It is errors such as these that have lead many hospitals and health systems to explore e-prescribing and other e-pharmacology information systems to curtail untoward incidents relating to handwriting, dosage, and drug name. Ideally, such e-systems would have eliminated the numeric error in the first place or would have caused the numeric error to have been flagged somewhere in the system — both prior to administration of the drug overdose to the patient at hand. However, not all facilities have the financial means to engage and employ the latest technology, but there are ways in which such errors can be mitigated.

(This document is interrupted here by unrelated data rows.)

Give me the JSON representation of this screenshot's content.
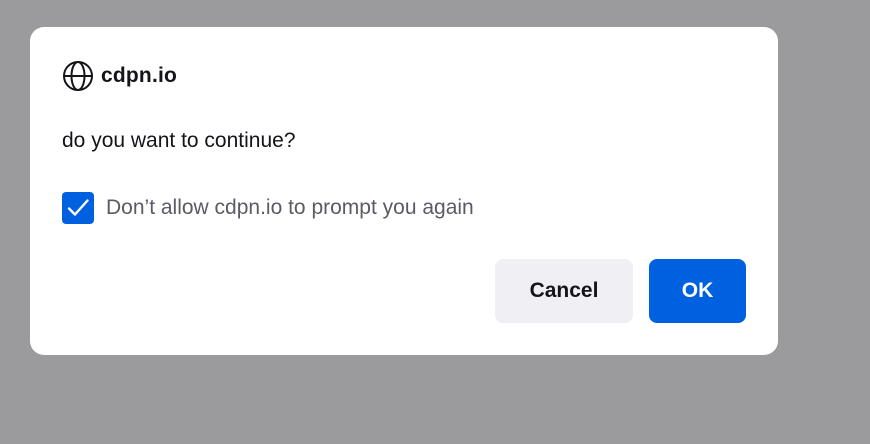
{
  "dialog": {
    "origin": "cdpn.io",
    "origin_icon": "globe-icon",
    "message": "do you want to continue?",
    "checkbox": {
      "label": "Don’t allow cdpn.io to prompt you again",
      "checked": true,
      "color": "#0061e0"
    },
    "cancel_label": "Cancel",
    "ok_label": "OK"
  }
}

"A root-cause analysis or similar process review should be conducted to evaluate the physician’s order and determine how it was implemented," says Whiteman. "The key questions that should be raised in such process include: Did a pharmacist review the order? Did the nurses question that the order they interpreted was for a very high dose of heparin? Were nurses allowed to mix anticoagulant drips? Alternatively, are premixed bags available? And, finally, are vials with large amounts of anticoagulants available on nursing or critical care units? The process review should reveal how this error was allowed to occur. The next challenge would be to implement changes that would prevent such an event from happening again. Certainly the knowledge of the nursing staff in regards to anticoagulation therapy needs to be assessed and an educational program provided as indicated.

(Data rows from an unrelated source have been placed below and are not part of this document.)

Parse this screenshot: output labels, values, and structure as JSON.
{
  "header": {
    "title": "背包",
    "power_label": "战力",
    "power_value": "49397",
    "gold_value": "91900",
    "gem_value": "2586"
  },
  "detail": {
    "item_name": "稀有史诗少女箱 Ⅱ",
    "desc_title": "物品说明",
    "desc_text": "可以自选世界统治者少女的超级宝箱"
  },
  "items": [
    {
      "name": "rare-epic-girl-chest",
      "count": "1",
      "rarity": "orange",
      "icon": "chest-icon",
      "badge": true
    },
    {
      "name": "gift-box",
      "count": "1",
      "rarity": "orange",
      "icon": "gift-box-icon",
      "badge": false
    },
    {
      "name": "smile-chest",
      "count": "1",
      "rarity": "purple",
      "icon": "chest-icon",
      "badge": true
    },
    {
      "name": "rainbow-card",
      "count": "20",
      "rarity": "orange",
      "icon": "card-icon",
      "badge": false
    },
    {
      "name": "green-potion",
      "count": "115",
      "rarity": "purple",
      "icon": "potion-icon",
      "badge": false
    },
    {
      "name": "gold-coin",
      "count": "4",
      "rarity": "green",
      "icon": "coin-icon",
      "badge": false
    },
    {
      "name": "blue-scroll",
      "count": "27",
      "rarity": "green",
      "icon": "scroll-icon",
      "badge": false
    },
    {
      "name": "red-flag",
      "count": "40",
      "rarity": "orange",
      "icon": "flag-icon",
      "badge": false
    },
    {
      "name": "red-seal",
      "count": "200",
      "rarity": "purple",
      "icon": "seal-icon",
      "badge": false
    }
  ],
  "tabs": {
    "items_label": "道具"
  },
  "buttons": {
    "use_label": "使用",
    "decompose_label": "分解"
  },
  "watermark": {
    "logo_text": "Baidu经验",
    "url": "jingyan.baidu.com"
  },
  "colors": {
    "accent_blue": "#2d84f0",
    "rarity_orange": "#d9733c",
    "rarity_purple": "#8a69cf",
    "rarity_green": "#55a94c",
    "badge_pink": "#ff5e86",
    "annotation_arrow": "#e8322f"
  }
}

"Another issue relates to the monitoring of a patient on anticoagulation therapy. It would be expected that the patient’s anticoagulation status be monitored at regular intervals. If the appropriate laboratory tests been done and monitored, the staff should have been alerted to a sharp increase in coagulation times. The lab should have criteria for critical values that are reported immediately to a caregiver who can act upon the information. In the absence of such a methodology, the risk manager would need to work with involved departments to urgently implement a process to address potentially life-threatening situations. Certainly, the patient’s lack of urine output should have triggered some investigation as to the underlying cause," adds Whiteman.
"While it made sense to involve a cardiologist and nephrologists in this patient’s care, based on the presenting symptoms after the first surgery, it would appear that attention to low hemoglobin and hematocrit levels would indicate bleeding. This development warranted anticoagulation studies, assuming they weren’t being done already, thus alerting them to significant anticoagulation," she states.
"It is events such as this one have prompted the Joint Commission on Accreditation of Healthcare Organizations to enact National Patient Safety Goals in regards to the use of abbreviations, handwriting, and critical lab results," concludes Whiteman.
• Cook County (IL) Circuit Court, Case No. 98 L 7257.